In 1897, Bram Stoker published what has now become one of the most revered horror stories of its time. Dracula has inspired the gothic genre for generations, continuing to this day to frighten and delight its readers for anyone brave enough to face the world of blood thirsty vampires in search of their next mortal victim.
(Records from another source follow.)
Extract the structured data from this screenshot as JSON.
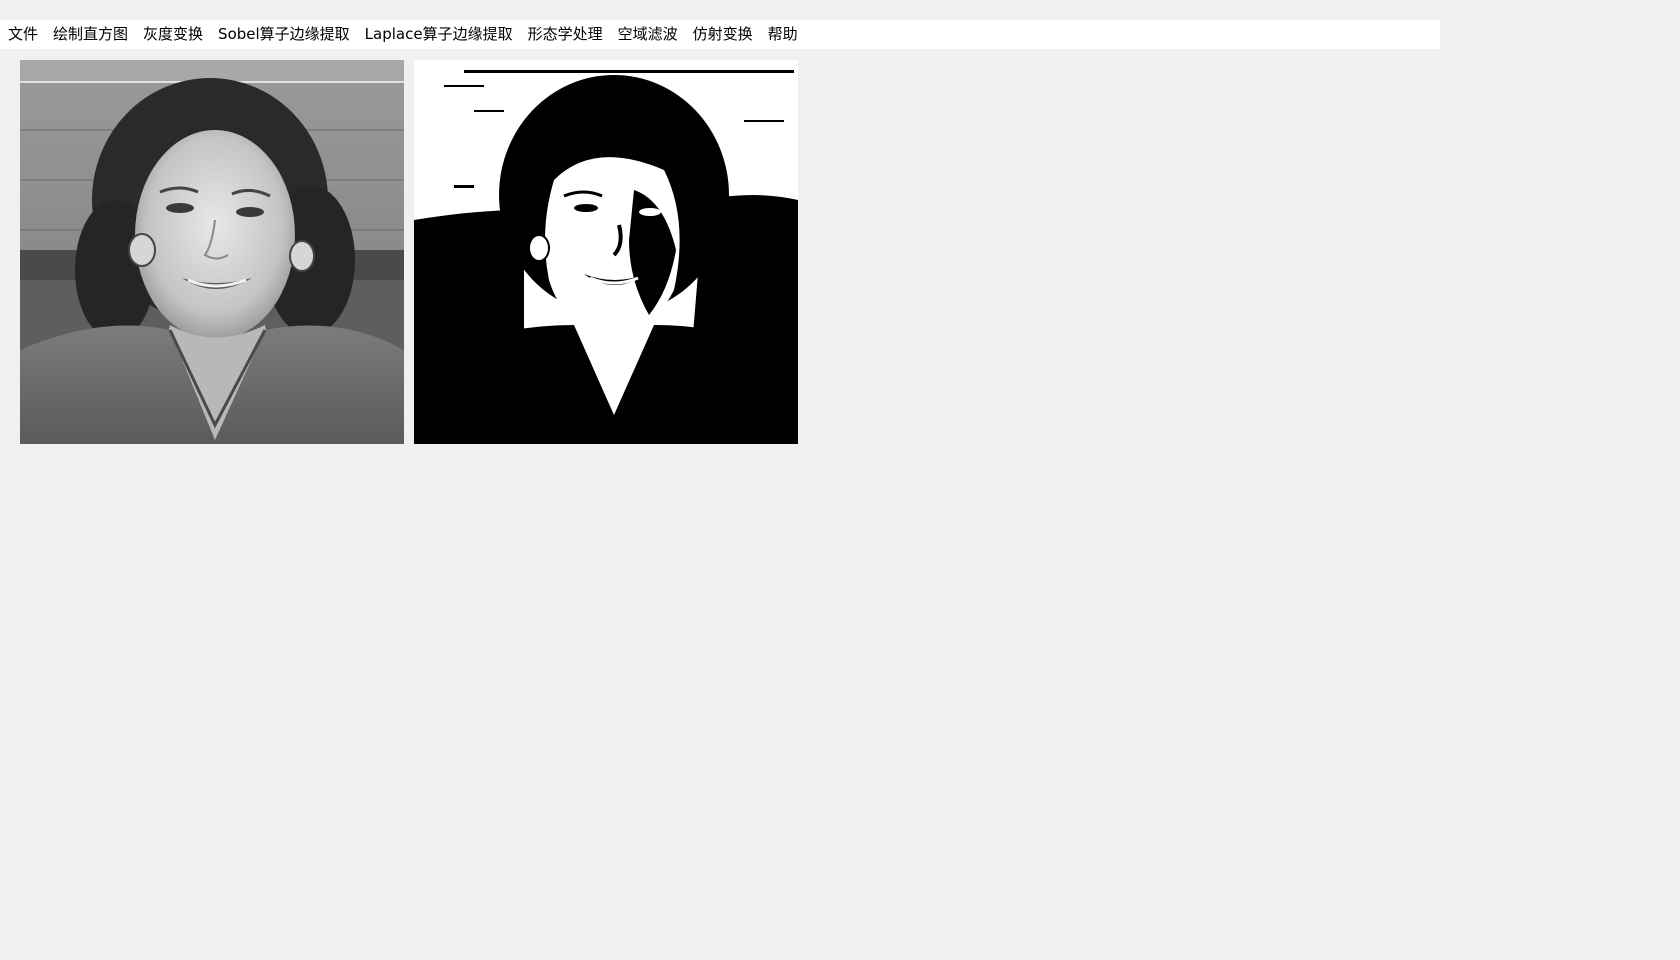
{
  "menubar": {
    "items": [
      {
        "label": "文件"
      },
      {
        "label": "绘制直方图"
      },
      {
        "label": "灰度变换"
      },
      {
        "label": "Sobel算子边缘提取"
      },
      {
        "label": "Laplace算子边缘提取"
      },
      {
        "label": "形态学处理"
      },
      {
        "label": "空域滤波"
      },
      {
        "label": "仿射变换"
      },
      {
        "label": "帮助"
      }
    ]
  },
  "images": {
    "original": {
      "description_icon": "grayscale-portrait-image"
    },
    "processed": {
      "description_icon": "binarized-portrait-image"
    }
  },
  "colors": {
    "background": "#f0f0f0",
    "menubar": "#ffffff",
    "text": "#000000"
  }
}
In a gripping and sensational work of classic Gothic fiction we discover the infamous Count Dracula. When English lawyer Jonathan Harker travels to an obscure town called Transylvania, the goal of his visit was most certainly not to do business with a vampire. As he makes his way through the village square, Harker is overcome with an eerie sensation that the Count is not who he says he is. Strewn with various charms and trinkets thrown at him from the local village people, Harker comes to find that the weird looks, whispers, and pointed fingers directed at him are not done so in jest at him being a tourist. Rather, they are a clear warning that the Count is perhaps more dangerous than he imagined. Brimming with observations on the eventual paradigmatic shifts of society, Stoker's intent with Dracula extends much further than the plot of quarreling vampires. With references to the sexual politics of women in the Victorian era to the astute observations following the modernization of society, Stoker's ideas and writings were insightfully ahead of the times. Dracula has continued to play an influential role in the canon of literature, and for a blood-curdling and frighteningly good reason.